**REQUIRED ACTION**: Your answer should consist of every line from the records that holds the string "email".
[Opening WORKING DATA section]
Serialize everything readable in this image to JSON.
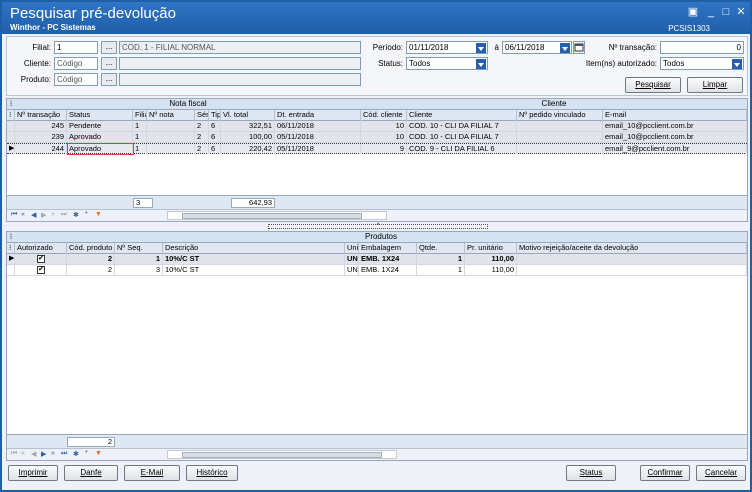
{
  "window": {
    "title": "Pesquisar pré-devolução",
    "subtitle": "Winthor - PC Sistemas",
    "code": "PCSIS1303",
    "controls": {
      "restore": "▣",
      "min": "_",
      "max": "□",
      "close": "✕"
    }
  },
  "filters": {
    "filial_label": "Filial:",
    "filial_value": "1",
    "filial_name": "COD. 1 - FILIAL NORMAL",
    "cliente_label": "Cliente:",
    "cliente_value": "Código",
    "produto_label": "Produto:",
    "produto_value": "Código",
    "periodo_label": "Período:",
    "periodo_from": "01/11/2018",
    "periodo_sep": "à",
    "periodo_to": "06/11/2018",
    "status_label": "Status:",
    "status_value": "Todos",
    "transacao_label": "Nº transação:",
    "transacao_value": "0",
    "itens_label": "Item(ns) autorizado:",
    "itens_value": "Todos",
    "ellipsis": "...",
    "pesquisar": "Pesquisar",
    "limpar": "Limpar"
  },
  "top_grid": {
    "group_nota": "Nota fiscal",
    "group_cliente": "Cliente",
    "columns": [
      "Nº transação",
      "Status",
      "Filial",
      "Nº nota",
      "Série",
      "Tipo",
      "Vl. total",
      "Dt. entrada",
      "Cód. cliente",
      "Cliente",
      "Nº pedido vinculado",
      "E-mail"
    ],
    "rows": [
      {
        "transacao": "245",
        "status": "Pendente",
        "filial": "1",
        "nota": "",
        "serie": "2",
        "tipo": "6",
        "total": "322,51",
        "data": "06/11/2018",
        "cod": "10",
        "cliente": "COD. 10 - CLI DA FILIAL 7",
        "pedido": "",
        "email": "email_10@pcclient.com.br"
      },
      {
        "transacao": "239",
        "status": "Aprovado",
        "filial": "1",
        "nota": "",
        "serie": "2",
        "tipo": "6",
        "total": "100,00",
        "data": "05/11/2018",
        "cod": "10",
        "cliente": "COD. 10 - CLI DA FILIAL 7",
        "pedido": "",
        "email": "email_10@pcclient.com.br"
      },
      {
        "transacao": "244",
        "status": "Aprovado",
        "filial": "1",
        "nota": "",
        "serie": "2",
        "tipo": "6",
        "total": "220,42",
        "data": "05/11/2018",
        "cod": "9",
        "cliente": "COD. 9 - CLI DA FILIAL 6",
        "pedido": "",
        "email": "email_9@pcclient.com.br"
      }
    ],
    "footer_count": "3",
    "footer_total": "642,93"
  },
  "bottom_grid": {
    "group_produtos": "Produtos",
    "columns": [
      "Autorizado",
      "Cód. produto",
      "Nº Seq.",
      "Descrição",
      "Unid.",
      "Embalagem",
      "Qtde.",
      "Pr. unitário",
      "Motivo rejeição/aceite da devolução"
    ],
    "rows": [
      {
        "autorizado": "✔",
        "cod": "2",
        "seq": "1",
        "desc": "10%/C ST",
        "un": "UN",
        "emb": "EMB. 1X24",
        "qtde": "1",
        "preco": "110,00",
        "motivo": ""
      },
      {
        "autorizado": "✔",
        "cod": "2",
        "seq": "3",
        "desc": "10%/C ST",
        "un": "UN",
        "emb": "EMB. 1X24",
        "qtde": "1",
        "preco": "110,00",
        "motivo": ""
      }
    ],
    "footer_count": "2"
  },
  "actions": {
    "imprimir": "Imprimir",
    "danfe": "Danfe",
    "email": "E-Mail",
    "historico": "Histórico",
    "status": "Status",
    "confirmar": "Confirmar",
    "cancelar": "Cancelar"
  },
  "colors": {
    "accent": "#1f5fa8",
    "highlight": "#e53935"
  }
}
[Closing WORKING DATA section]
**COMPLETED EXERCISE**:
        "email": "email_10@pcclient.com.br"
        "email": "email_10@pcclient.com.br"
        "email": "email_9@pcclient.com.br"
    "email": "E-Mail",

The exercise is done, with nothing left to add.